RECORDS SHOWN Block Start

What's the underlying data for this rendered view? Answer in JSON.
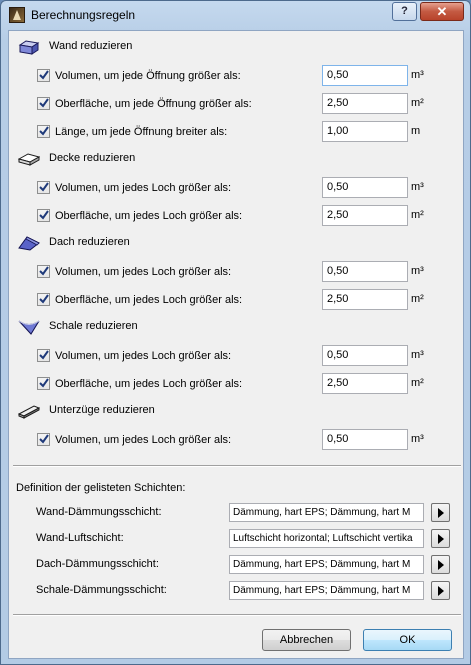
{
  "window": {
    "title": "Berechnungsregeln",
    "help_label": "?",
    "close_label": "✕"
  },
  "sections": [
    {
      "header": "Wand reduzieren",
      "icon": "wall-icon",
      "rows": [
        {
          "label": "Volumen, um jede Öffnung größer als:",
          "checked": true,
          "value": "0,50",
          "unit": "m³"
        },
        {
          "label": "Oberfläche, um jede Öffnung größer als:",
          "checked": true,
          "value": "2,50",
          "unit": "m²"
        },
        {
          "label": "Länge, um jede Öffnung breiter als:",
          "checked": true,
          "value": "1,00",
          "unit": "m"
        }
      ]
    },
    {
      "header": "Decke reduzieren",
      "icon": "slab-icon",
      "rows": [
        {
          "label": "Volumen, um jedes Loch größer als:",
          "checked": true,
          "value": "0,50",
          "unit": "m³"
        },
        {
          "label": "Oberfläche, um jedes Loch größer als:",
          "checked": true,
          "value": "2,50",
          "unit": "m²"
        }
      ]
    },
    {
      "header": "Dach reduzieren",
      "icon": "roof-icon",
      "rows": [
        {
          "label": "Volumen, um jedes Loch größer als:",
          "checked": true,
          "value": "0,50",
          "unit": "m³"
        },
        {
          "label": "Oberfläche, um jedes Loch größer als:",
          "checked": true,
          "value": "2,50",
          "unit": "m²"
        }
      ]
    },
    {
      "header": "Schale reduzieren",
      "icon": "shell-icon",
      "rows": [
        {
          "label": "Volumen, um jedes Loch größer als:",
          "checked": true,
          "value": "0,50",
          "unit": "m³"
        },
        {
          "label": "Oberfläche, um jedes Loch größer als:",
          "checked": true,
          "value": "2,50",
          "unit": "m²"
        }
      ]
    },
    {
      "header": "Unterzüge reduzieren",
      "icon": "beam-icon",
      "rows": [
        {
          "label": "Volumen, um jedes Loch größer als:",
          "checked": true,
          "value": "0,50",
          "unit": "m³"
        }
      ]
    }
  ],
  "definitions": {
    "title": "Definition der gelisteten Schichten:",
    "rows": [
      {
        "label": "Wand-Dämmungsschicht:",
        "value": "Dämmung, hart EPS; Dämmung, hart M"
      },
      {
        "label": "Wand-Luftschicht:",
        "value": "Luftschicht horizontal; Luftschicht vertika"
      },
      {
        "label": "Dach-Dämmungsschicht:",
        "value": "Dämmung, hart EPS; Dämmung, hart M"
      },
      {
        "label": "Schale-Dämmungsschicht:",
        "value": "Dämmung, hart EPS; Dämmung, hart M"
      }
    ]
  },
  "buttons": {
    "cancel": "Abbrechen",
    "ok": "OK"
  }
}
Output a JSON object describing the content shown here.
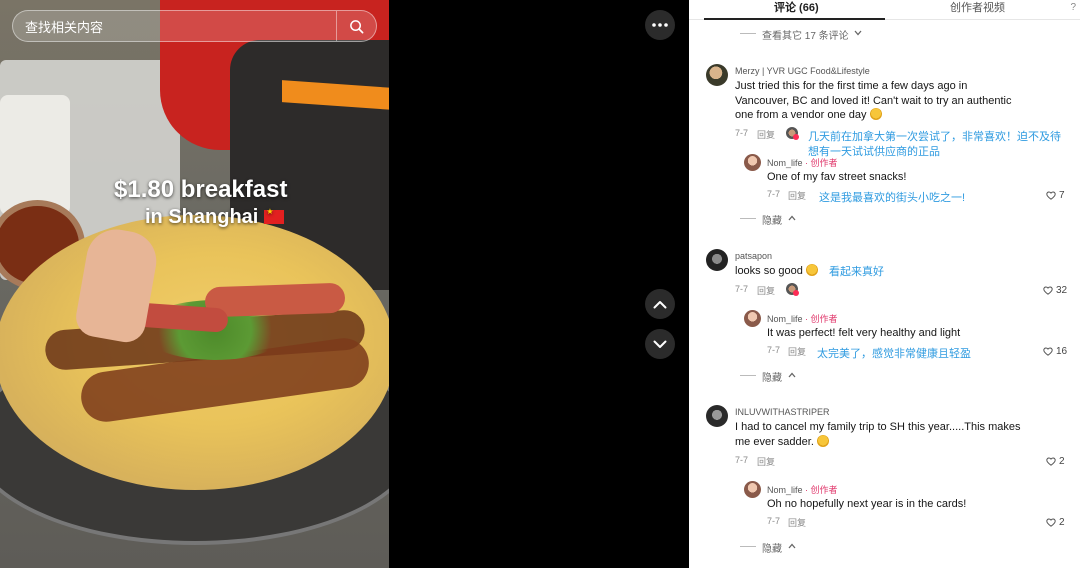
{
  "search": {
    "placeholder": "查找相关内容"
  },
  "video": {
    "caption_line1": "$1.80 breakfast",
    "caption_line2": "in Shanghai"
  },
  "tabs": {
    "comments": "评论 (66)",
    "creator_videos": "创作者视频",
    "help": "?"
  },
  "view_more": "查看其它 17 条评论",
  "comments": [
    {
      "user": "Merzy | YVR UGC Food&Lifestyle",
      "text": [
        "Just tried this for the first time a few days ago in",
        "Vancouver, BC and loved it! Can't wait to try an authentic",
        "one from a vendor one day"
      ],
      "date": "7-7",
      "reply": "回复",
      "translation": [
        "几天前在加拿大第一次尝试了，非常喜欢！迫不及待",
        "想有一天试试供应商的正品"
      ],
      "replies": [
        {
          "user": "Nom_life",
          "creator_tag": "· 创作者",
          "text": "One of my fav street snacks!",
          "date": "7-7",
          "reply": "回复",
          "translation": "这是我最喜欢的街头小吃之一!",
          "likes": "7"
        }
      ],
      "collapse": "隐藏"
    },
    {
      "user": "patsapon",
      "text": [
        "looks so good"
      ],
      "translation_inline": "看起来真好",
      "date": "7-7",
      "reply": "回复",
      "likes": "32",
      "replies": [
        {
          "user": "Nom_life",
          "creator_tag": "· 创作者",
          "text": "It was perfect! felt very healthy and light",
          "date": "7-7",
          "reply": "回复",
          "translation": "太完美了，感觉非常健康且轻盈",
          "likes": "16"
        }
      ],
      "collapse": "隐藏"
    },
    {
      "user": "INLUVWITHASTRIPER",
      "text": [
        "I had to cancel my family trip to SH this year.....This makes",
        "me ever sadder."
      ],
      "date": "7-7",
      "reply": "回复",
      "likes": "2",
      "replies": [
        {
          "user": "Nom_life",
          "creator_tag": "· 创作者",
          "text": "Oh no hopefully next year is in the cards!",
          "date": "7-7",
          "reply": "回复",
          "likes": "2"
        }
      ],
      "collapse": "隐藏"
    }
  ]
}
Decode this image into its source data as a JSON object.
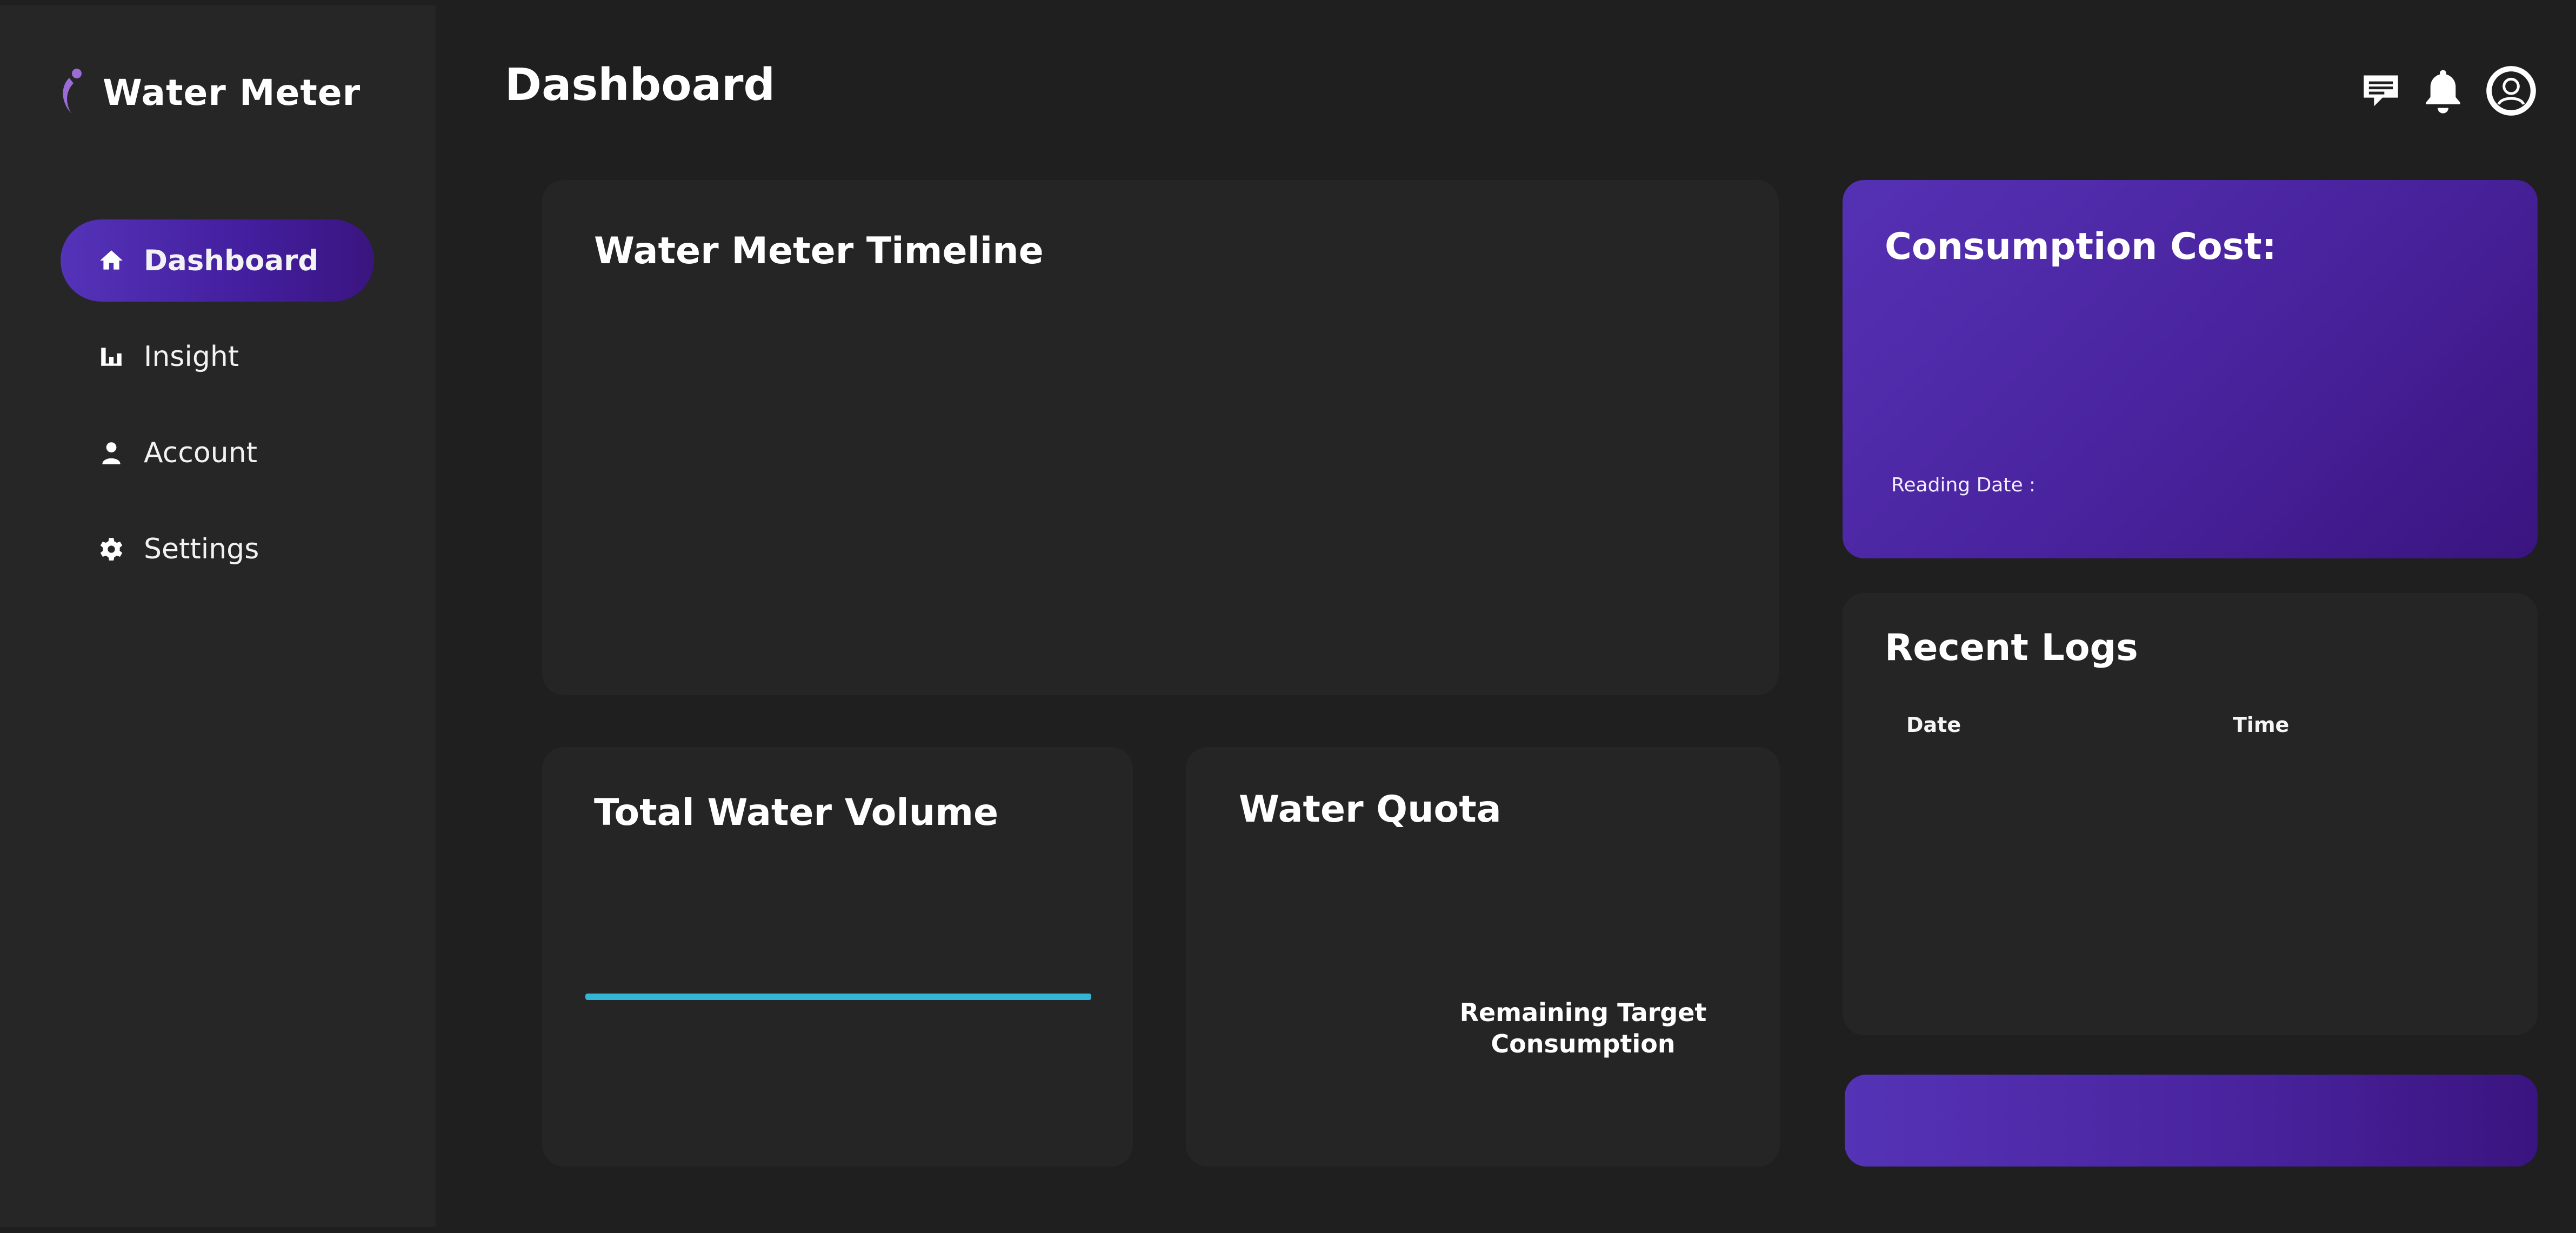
{
  "brand": {
    "name": "Water Meter",
    "logo_icon": "water-drop-logo-icon",
    "accent_color": "#9b6bd6"
  },
  "sidebar": {
    "items": [
      {
        "label": "Dashboard",
        "icon": "home-icon",
        "active": true
      },
      {
        "label": "Insight",
        "icon": "bar-chart-icon",
        "active": false
      },
      {
        "label": "Account",
        "icon": "user-icon",
        "active": false
      },
      {
        "label": "Settings",
        "icon": "gear-icon",
        "active": false
      }
    ],
    "active_gradient": [
      "#5533b8",
      "#3a157f"
    ]
  },
  "header": {
    "title": "Dashboard",
    "icons": [
      "message-icon",
      "bell-icon",
      "profile-icon"
    ]
  },
  "timeline": {
    "title": "Water Meter Timeline"
  },
  "volume": {
    "title": "Total Water Volume",
    "progress_fraction": 1.0,
    "bar_color": "#33b6d6"
  },
  "quota": {
    "title": "Water Quota",
    "caption_line1": "Remaining Target",
    "caption_line2": "Consumption"
  },
  "cost": {
    "title": "Consumption Cost:",
    "reading_date_label": "Reading Date :",
    "gradient": [
      "#5531b4",
      "#3a147f"
    ]
  },
  "logs": {
    "title": "Recent Logs",
    "columns": [
      "Date",
      "Time"
    ],
    "rows": []
  },
  "colors": {
    "background": "#1f1f1f",
    "sidebar": "#262626",
    "card": "#252525",
    "text": "#ffffff"
  }
}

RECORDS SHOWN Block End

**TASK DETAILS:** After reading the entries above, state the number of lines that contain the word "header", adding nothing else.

**RESULT:** 6